**What to do**
Look through the entries below, please, and copy every line with the word "nCHEDDAR".

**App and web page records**
--- START ---

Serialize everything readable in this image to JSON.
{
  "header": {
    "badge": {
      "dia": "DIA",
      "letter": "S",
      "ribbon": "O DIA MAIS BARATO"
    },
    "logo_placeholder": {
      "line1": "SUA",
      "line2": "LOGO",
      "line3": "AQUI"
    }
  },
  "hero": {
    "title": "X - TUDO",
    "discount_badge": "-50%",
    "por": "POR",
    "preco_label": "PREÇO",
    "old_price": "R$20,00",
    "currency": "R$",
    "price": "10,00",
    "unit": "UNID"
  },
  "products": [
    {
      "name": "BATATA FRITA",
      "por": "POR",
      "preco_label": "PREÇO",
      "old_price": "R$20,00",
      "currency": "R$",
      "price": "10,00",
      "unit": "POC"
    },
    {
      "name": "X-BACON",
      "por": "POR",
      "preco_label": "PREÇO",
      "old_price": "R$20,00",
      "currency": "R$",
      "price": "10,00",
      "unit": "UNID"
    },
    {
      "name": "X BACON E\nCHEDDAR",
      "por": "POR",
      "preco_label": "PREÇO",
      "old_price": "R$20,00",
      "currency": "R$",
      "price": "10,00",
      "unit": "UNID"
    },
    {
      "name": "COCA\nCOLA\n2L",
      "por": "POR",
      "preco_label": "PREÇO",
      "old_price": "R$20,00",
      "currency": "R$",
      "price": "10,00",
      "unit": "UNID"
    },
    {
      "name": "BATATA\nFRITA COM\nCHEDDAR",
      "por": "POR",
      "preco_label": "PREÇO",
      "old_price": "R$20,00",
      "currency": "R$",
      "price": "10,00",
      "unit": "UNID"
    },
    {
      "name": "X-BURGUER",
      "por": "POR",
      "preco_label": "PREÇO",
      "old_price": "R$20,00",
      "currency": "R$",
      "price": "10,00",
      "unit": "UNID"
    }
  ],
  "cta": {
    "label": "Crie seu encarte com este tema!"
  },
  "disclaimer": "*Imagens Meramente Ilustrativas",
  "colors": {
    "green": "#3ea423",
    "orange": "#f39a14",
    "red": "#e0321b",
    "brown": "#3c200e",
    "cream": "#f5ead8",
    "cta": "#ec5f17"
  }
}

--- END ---

**Solution for this exercise**
      "name": "X BACON E\nCHEDDAR",
      "name": "BATATA\nFRITA COM\nCHEDDAR",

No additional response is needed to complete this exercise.